[What the task asks]:
For this task, copy the data that follows exactly, keeping every character.

[Supplied records]:
---

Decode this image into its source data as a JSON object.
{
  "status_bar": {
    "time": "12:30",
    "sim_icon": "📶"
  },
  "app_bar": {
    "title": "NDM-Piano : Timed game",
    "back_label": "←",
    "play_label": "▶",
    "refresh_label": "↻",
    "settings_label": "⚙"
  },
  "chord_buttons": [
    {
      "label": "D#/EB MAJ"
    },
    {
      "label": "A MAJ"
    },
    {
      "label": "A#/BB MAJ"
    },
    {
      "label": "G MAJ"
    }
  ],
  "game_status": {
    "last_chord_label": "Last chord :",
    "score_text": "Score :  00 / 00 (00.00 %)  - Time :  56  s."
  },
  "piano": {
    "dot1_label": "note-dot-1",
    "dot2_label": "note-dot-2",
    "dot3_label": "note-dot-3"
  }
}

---

[Written solution]:
Decode this image into its source data as a JSON object.
{
  "status_bar": {
    "time": "12:30",
    "sim_icon": "📶"
  },
  "app_bar": {
    "title": "NDM-Piano : Timed game",
    "back_label": "←",
    "play_label": "▶",
    "refresh_label": "↻",
    "settings_label": "⚙"
  },
  "chord_buttons": [
    {
      "label": "D#/EB MAJ"
    },
    {
      "label": "A MAJ"
    },
    {
      "label": "A#/BB MAJ"
    },
    {
      "label": "G MAJ"
    }
  ],
  "game_status": {
    "last_chord_label": "Last chord :",
    "score_text": "Score :  00 / 00 (00.00 %)  - Time :  56  s."
  },
  "piano": {
    "dot1_label": "note-dot-1",
    "dot2_label": "note-dot-2",
    "dot3_label": "note-dot-3"
  }
}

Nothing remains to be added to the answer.